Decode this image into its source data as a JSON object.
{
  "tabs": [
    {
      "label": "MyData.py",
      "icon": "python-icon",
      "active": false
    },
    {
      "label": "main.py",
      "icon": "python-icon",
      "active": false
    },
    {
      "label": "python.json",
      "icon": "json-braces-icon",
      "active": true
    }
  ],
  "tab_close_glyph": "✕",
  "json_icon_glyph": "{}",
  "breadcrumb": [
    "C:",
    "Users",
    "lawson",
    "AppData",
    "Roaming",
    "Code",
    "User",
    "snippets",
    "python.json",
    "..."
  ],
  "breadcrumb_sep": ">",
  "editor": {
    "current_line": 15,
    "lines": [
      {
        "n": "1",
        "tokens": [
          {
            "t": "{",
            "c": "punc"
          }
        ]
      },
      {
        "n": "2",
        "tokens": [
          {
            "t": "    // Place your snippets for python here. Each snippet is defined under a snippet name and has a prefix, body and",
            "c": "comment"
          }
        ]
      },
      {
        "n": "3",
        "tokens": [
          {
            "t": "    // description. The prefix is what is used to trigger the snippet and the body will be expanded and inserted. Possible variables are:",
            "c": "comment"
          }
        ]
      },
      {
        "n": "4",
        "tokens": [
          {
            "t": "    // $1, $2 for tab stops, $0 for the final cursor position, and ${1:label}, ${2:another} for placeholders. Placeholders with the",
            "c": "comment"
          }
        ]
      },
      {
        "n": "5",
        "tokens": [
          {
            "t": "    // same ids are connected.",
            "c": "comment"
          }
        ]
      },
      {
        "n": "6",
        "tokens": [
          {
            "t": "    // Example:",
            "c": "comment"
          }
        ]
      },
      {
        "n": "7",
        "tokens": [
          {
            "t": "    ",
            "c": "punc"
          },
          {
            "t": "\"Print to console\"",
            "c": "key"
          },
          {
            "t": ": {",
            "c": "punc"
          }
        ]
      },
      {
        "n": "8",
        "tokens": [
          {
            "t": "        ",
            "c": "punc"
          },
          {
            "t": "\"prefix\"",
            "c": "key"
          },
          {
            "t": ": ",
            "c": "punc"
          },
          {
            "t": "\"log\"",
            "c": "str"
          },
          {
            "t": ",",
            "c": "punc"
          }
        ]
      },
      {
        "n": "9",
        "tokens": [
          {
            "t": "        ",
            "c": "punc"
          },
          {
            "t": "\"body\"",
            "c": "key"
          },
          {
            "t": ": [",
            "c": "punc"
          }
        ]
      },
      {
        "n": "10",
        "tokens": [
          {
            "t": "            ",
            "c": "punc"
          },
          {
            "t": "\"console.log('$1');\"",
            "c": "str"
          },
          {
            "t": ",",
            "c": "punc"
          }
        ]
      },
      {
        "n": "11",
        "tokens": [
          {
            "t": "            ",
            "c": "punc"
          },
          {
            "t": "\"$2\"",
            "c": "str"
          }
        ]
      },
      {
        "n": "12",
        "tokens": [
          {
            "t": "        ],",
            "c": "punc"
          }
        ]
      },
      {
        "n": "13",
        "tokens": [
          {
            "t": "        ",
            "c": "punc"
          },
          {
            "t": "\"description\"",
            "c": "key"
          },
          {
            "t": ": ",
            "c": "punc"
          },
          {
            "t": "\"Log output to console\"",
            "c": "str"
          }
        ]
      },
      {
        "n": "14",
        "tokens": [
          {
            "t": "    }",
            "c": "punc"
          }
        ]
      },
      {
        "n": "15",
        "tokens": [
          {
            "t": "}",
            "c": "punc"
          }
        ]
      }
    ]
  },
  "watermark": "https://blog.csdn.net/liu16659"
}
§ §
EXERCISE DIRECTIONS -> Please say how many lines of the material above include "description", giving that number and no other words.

SOLUTION FOR THIS PROBLEM -> 2